However, I wanted to say in these waning hours of the Christmas season how particularly enjoyable I have found looking at Christmas lights this year.

When I was a little girl growing up at the Manse, my mum used to find it a real treat to “go for a drive and see the lights.” I kind of wondered what the fuss was about. (And in retrospect I think one reason she liked it was simply that it was a chance to get out of the house she shared with a husband and four little kids, and away from her minister’s-wife and professional [she was a high-school teacher] duties for a little while. It was a respite, basically.) She especially loved to go look at the lights when we were visiting a city, like say Peterborough, where my grandparents, her parents, had retired. I think she enjoyed seeing a lot of displays all at once, and comparing and contrasting different households’ efforts.

Our own household’s effort at the Manse in Queensborough was never particularly spectacular. We had one string of multicoloured lights like the ones in the picture at the top of this post, and my father the minister – who didn’t put much store in anything along the lines of aesthetics or decorative work – would, grudgingly and after many reminders, put a minimalist effort into getting them strung up along the roofline of the Manse’s front porch. They were never remotely like those straight-as-an-arrow displays that many homes had; we kids used to joke that Dad kept tossing the lights up in the general direction of the nails installed for that purpose, and once they stayed he left them alone. So they tended to be a bit droopy and helter-skelter. But at least they shone out into the darkness of winter nights, and there is a lot to be said for that.

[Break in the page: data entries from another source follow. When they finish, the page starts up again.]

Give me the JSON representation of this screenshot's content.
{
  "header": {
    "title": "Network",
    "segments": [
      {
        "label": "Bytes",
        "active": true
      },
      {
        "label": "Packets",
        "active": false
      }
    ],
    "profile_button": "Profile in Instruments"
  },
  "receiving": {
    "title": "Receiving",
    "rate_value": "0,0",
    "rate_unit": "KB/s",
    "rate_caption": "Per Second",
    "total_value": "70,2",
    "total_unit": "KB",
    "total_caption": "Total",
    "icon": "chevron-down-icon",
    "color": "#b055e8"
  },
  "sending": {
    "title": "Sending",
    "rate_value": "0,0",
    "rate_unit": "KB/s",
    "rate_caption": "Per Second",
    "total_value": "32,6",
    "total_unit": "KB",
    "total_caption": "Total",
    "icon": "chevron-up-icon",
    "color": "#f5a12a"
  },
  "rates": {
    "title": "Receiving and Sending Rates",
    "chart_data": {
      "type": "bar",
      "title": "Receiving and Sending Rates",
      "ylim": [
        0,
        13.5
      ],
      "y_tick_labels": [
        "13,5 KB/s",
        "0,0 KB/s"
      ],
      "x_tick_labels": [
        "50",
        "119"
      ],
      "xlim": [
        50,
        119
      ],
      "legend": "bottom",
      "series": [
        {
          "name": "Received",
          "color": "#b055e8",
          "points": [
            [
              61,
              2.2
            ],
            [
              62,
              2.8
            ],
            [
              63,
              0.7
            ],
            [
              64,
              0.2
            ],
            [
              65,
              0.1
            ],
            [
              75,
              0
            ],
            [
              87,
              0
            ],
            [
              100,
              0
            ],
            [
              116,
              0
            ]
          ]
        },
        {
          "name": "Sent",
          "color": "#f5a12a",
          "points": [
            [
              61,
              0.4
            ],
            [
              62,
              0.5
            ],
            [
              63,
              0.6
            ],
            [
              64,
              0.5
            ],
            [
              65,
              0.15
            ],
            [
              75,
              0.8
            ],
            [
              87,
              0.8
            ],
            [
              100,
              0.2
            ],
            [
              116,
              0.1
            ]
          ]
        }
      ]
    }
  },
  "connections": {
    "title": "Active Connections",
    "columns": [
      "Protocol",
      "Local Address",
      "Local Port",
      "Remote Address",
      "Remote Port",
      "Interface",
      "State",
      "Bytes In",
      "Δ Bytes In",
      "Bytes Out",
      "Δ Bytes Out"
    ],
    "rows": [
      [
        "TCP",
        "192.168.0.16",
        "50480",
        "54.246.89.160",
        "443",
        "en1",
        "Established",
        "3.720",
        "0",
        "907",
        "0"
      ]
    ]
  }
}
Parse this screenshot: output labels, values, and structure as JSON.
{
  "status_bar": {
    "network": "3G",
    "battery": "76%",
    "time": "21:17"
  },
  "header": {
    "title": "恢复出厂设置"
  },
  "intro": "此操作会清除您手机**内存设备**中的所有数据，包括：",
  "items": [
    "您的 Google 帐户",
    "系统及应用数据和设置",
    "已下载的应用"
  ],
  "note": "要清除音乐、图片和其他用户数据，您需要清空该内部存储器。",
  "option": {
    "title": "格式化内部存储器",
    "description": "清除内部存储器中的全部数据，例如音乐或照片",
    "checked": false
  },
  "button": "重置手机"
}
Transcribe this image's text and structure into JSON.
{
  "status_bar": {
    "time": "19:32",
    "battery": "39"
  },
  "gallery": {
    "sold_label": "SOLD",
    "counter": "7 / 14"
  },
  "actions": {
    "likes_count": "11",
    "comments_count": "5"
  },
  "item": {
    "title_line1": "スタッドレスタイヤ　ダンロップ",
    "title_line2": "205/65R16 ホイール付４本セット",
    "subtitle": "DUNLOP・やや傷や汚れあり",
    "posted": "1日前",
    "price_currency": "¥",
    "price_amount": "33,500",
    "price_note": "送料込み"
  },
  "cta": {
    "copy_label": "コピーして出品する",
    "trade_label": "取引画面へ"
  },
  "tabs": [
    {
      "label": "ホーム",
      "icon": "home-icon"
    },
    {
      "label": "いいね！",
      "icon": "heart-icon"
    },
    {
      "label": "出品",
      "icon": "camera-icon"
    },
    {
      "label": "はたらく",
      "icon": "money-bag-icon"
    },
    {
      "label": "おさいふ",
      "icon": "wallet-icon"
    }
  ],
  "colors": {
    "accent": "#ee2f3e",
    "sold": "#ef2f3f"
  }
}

Which Raymond and I have really come to appreciate this winter as we have been driving back and forth between Queensborough and Montreal. Usually we drive Q’boro-ward on Friday night after work, and we take a backroads route that we found by happy accident after being stuck too many times in awful Highway 401 traffic backups around construction near Gananoque, Ont. We get off the dreaded 401 at Brockville and drive northwest through little places like Addison and Toledo and Mott’s Mills and Frankville and Rideau Ferry and Lombardy and then the “big city” of Perth, and once we get to Perth it’s only a blessed hour and 10 or 15 minutes along good old Highway 7 (the Trans-Canada) and Queensborough Road to our happy unfinished work-in-progress Manse in downtown Queensborough.

And as we drive along those dark country roads and through tiny country communities, we have been thrilled by, and appreciative of, the festive lights we have seen. My mum may have liked to see lights all together in the city, but I think I prefer them coming at us individually, through the deep darkness of the rural night. You are driving along in darkness and snow, and it’s kind of a lonely feeling even if you are in a nice warm car, but seeing a display of festive lights at a house (or better yet, a village or a town) makes you feel less lonely. When people have really gone out and done their best to make a beautiful seasonal display, then it’s just that much more warming and cheering.

So more power to you, Christmas-lights-people! But now, after Epiphany, the magic is done and the lights have to go. We will see and enjoy them again next Christmas, next winter. Now, the nights just have to be dark.

Which perhaps makes the lights of home – our happy Manse in lovely Queensborough – more welcome than ever.